(Beginning of THE INPUT)

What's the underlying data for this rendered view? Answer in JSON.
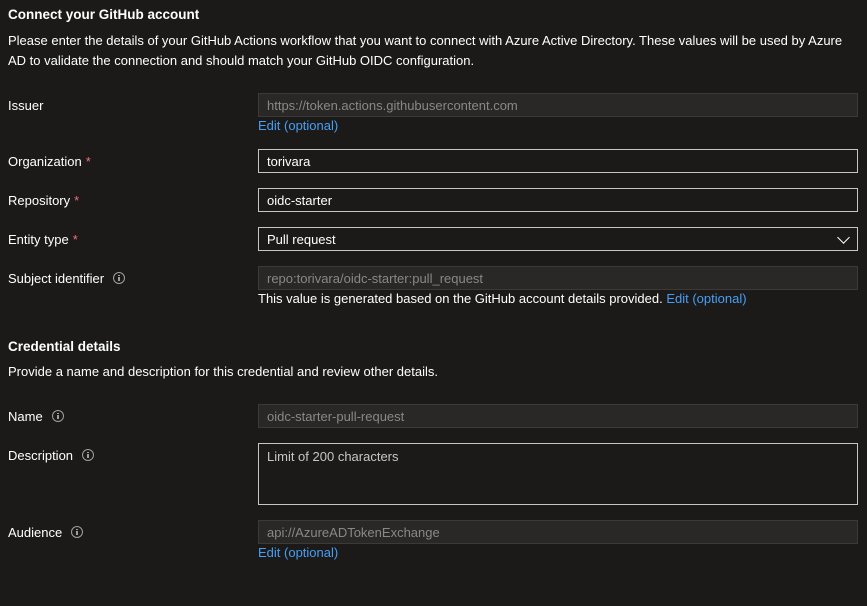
{
  "github_section": {
    "title": "Connect your GitHub account",
    "description": "Please enter the details of your GitHub Actions workflow that you want to connect with Azure Active Directory. These values will be used by Azure AD to validate the connection and should match your GitHub OIDC configuration."
  },
  "issuer": {
    "label": "Issuer",
    "placeholder": "https://token.actions.githubusercontent.com",
    "edit_link": "Edit (optional)"
  },
  "organization": {
    "label": "Organization",
    "required_mark": "*",
    "value": "torivara"
  },
  "repository": {
    "label": "Repository",
    "required_mark": "*",
    "value": "oidc-starter"
  },
  "entity_type": {
    "label": "Entity type",
    "required_mark": "*",
    "selected": "Pull request"
  },
  "subject_identifier": {
    "label": "Subject identifier",
    "value": "repo:torivara/oidc-starter:pull_request",
    "helper_text": "This value is generated based on the GitHub account details provided.",
    "edit_link": "Edit (optional)"
  },
  "credential_section": {
    "title": "Credential details",
    "description": "Provide a name and description for this credential and review other details."
  },
  "name": {
    "label": "Name",
    "value": "oidc-starter-pull-request"
  },
  "description": {
    "label": "Description",
    "placeholder": "Limit of 200 characters"
  },
  "audience": {
    "label": "Audience",
    "value": "api://AzureADTokenExchange",
    "edit_link": "Edit (optional)"
  },
  "icons": {
    "info": "info-icon",
    "dropdown": "chevron-down-icon"
  },
  "colors": {
    "background": "#1b1a19",
    "link": "#479ef5",
    "required": "#f1707b"
  }
}
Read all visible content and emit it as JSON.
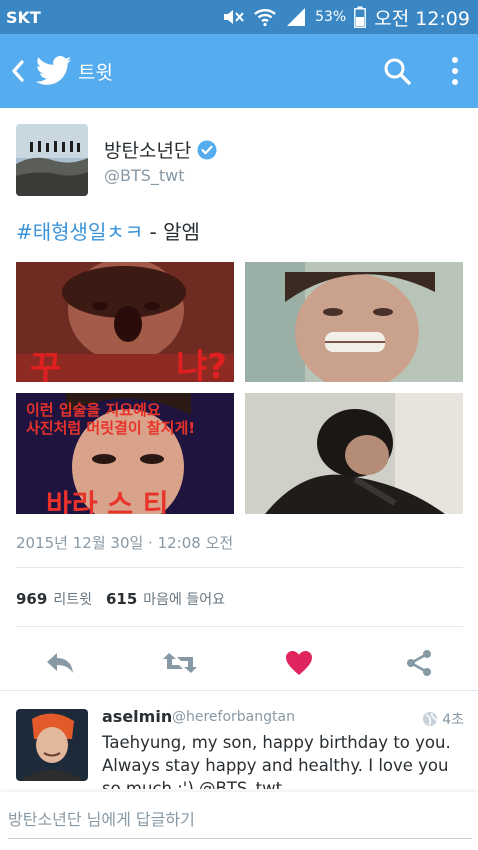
{
  "status_bar": {
    "carrier": "SKT",
    "battery": "53%",
    "time": "오전 12:09"
  },
  "app_bar": {
    "title": "트윗"
  },
  "tweet": {
    "author_name": "방탄소년단",
    "author_handle": "@BTS_twt",
    "hashtag": "#태형생일ㅊㅋ",
    "text_suffix": " - 알엠",
    "timestamp": "2015년 12월 30일 · 12:08 오전",
    "retweet_count": "969",
    "retweet_label": "리트윗",
    "like_count": "615",
    "like_label": "마음에 들어요"
  },
  "reply": {
    "name": "aselmin",
    "handle": "@hereforbangtan",
    "time": "4초",
    "text": "Taehyung, my son, happy birthday to you. Always stay happy and healthy. I love you so much :') @BTS_twt"
  },
  "composer": {
    "placeholder": "방탄소년단 님에게 답글하기"
  },
  "colors": {
    "app_bar": "#55acee",
    "status_bar": "#3a87c4",
    "heart": "#e0245e",
    "hashtag": "#3b94d9"
  }
}
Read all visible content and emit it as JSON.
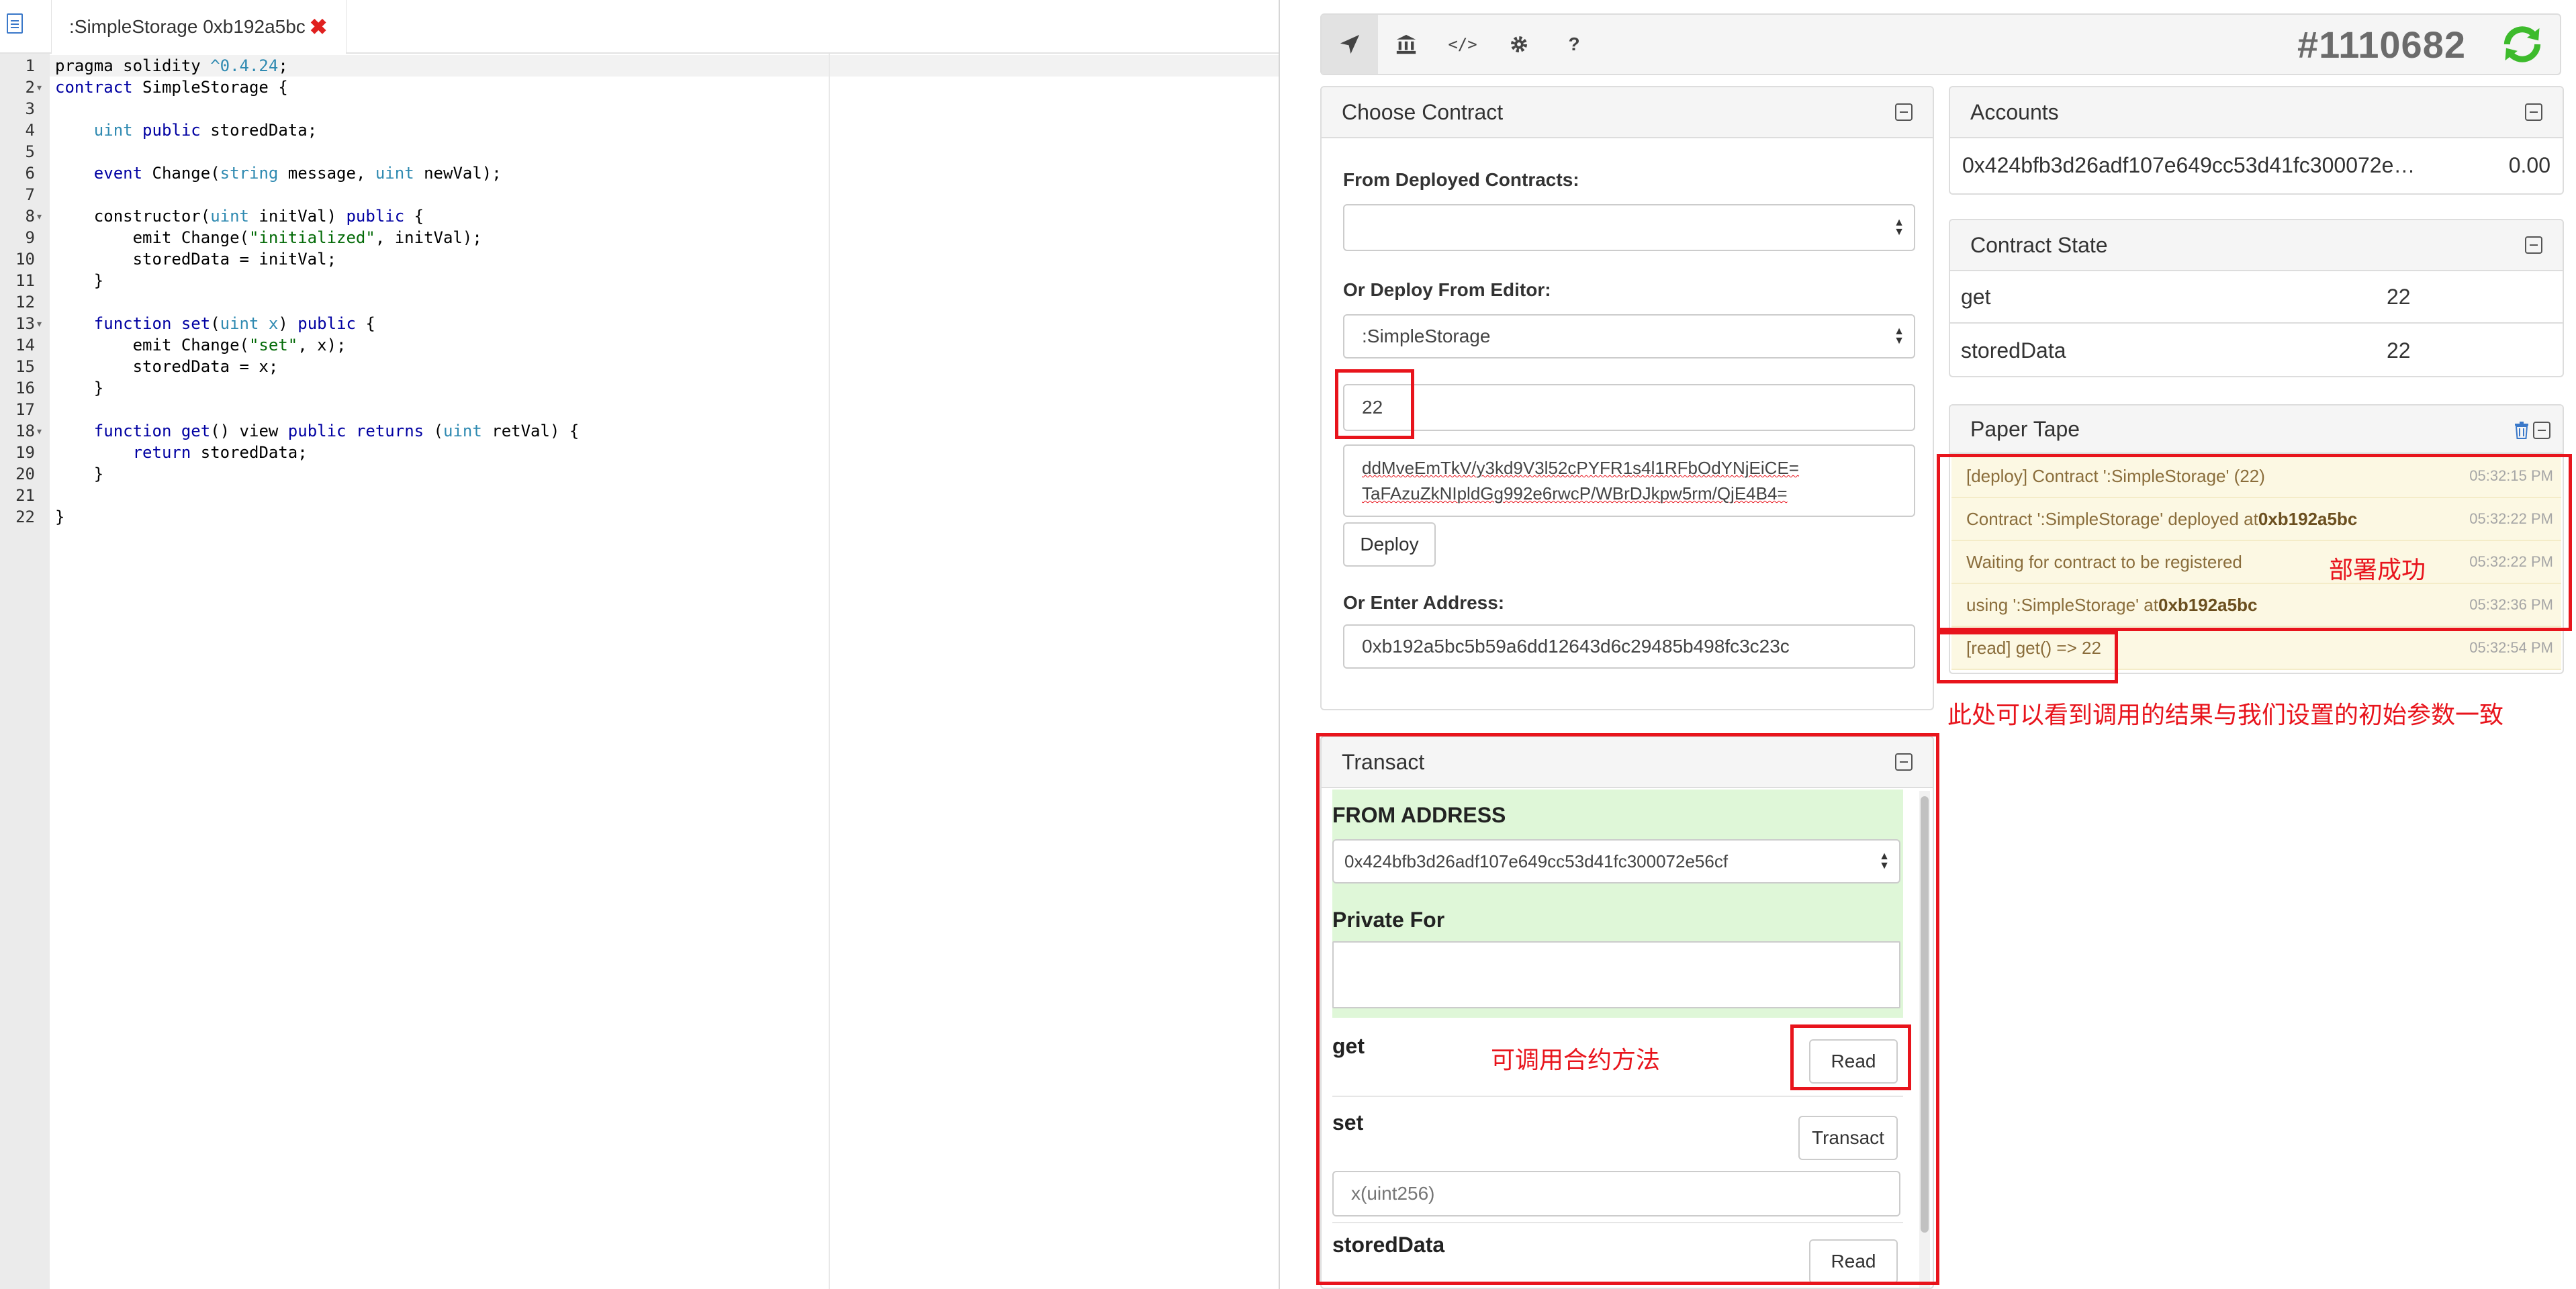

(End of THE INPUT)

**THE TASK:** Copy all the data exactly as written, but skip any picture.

**ANSWER BOX:**
What's the underlying data for this rendered view? Answer in JSON.
{
  "github_section": {
    "title": "Connect your GitHub account",
    "description": "Please enter the details of your GitHub Actions workflow that you want to connect with Azure Active Directory. These values will be used by Azure AD to validate the connection and should match your GitHub OIDC configuration."
  },
  "issuer": {
    "label": "Issuer",
    "placeholder": "https://token.actions.githubusercontent.com",
    "edit_link": "Edit (optional)"
  },
  "organization": {
    "label": "Organization",
    "required_mark": "*",
    "value": "torivara"
  },
  "repository": {
    "label": "Repository",
    "required_mark": "*",
    "value": "oidc-starter"
  },
  "entity_type": {
    "label": "Entity type",
    "required_mark": "*",
    "selected": "Pull request"
  },
  "subject_identifier": {
    "label": "Subject identifier",
    "value": "repo:torivara/oidc-starter:pull_request",
    "helper_text": "This value is generated based on the GitHub account details provided.",
    "edit_link": "Edit (optional)"
  },
  "credential_section": {
    "title": "Credential details",
    "description": "Provide a name and description for this credential and review other details."
  },
  "name": {
    "label": "Name",
    "value": "oidc-starter-pull-request"
  },
  "description": {
    "label": "Description",
    "placeholder": "Limit of 200 characters"
  },
  "audience": {
    "label": "Audience",
    "value": "api://AzureADTokenExchange",
    "edit_link": "Edit (optional)"
  },
  "icons": {
    "info": "info-icon",
    "dropdown": "chevron-down-icon"
  },
  "colors": {
    "background": "#1b1a19",
    "link": "#479ef5",
    "required": "#f1707b"
  }
}
Read all visible content and emit it as JSON.
{
  "status_bar": {
    "carrier": "SKT",
    "battery": "53%",
    "time": "오전 12:09"
  },
  "app_bar": {
    "title": "트윗"
  },
  "tweet": {
    "author_name": "방탄소년단",
    "author_handle": "@BTS_twt",
    "hashtag": "#태형생일ㅊㅋ",
    "text_suffix": " - 알엠",
    "timestamp": "2015년 12월 30일 · 12:08 오전",
    "retweet_count": "969",
    "retweet_label": "리트윗",
    "like_count": "615",
    "like_label": "마음에 들어요"
  },
  "reply": {
    "name": "aselmin",
    "handle": "@hereforbangtan",
    "time": "4초",
    "text": "Taehyung, my son, happy birthday to you. Always stay happy and healthy. I love you so much :') @BTS_twt"
  },
  "composer": {
    "placeholder": "방탄소년단 님에게 답글하기"
  },
  "colors": {
    "app_bar": "#55acee",
    "status_bar": "#3a87c4",
    "heart": "#e0245e",
    "hashtag": "#3b94d9"
  }
}
Read all visible content and emit it as JSON.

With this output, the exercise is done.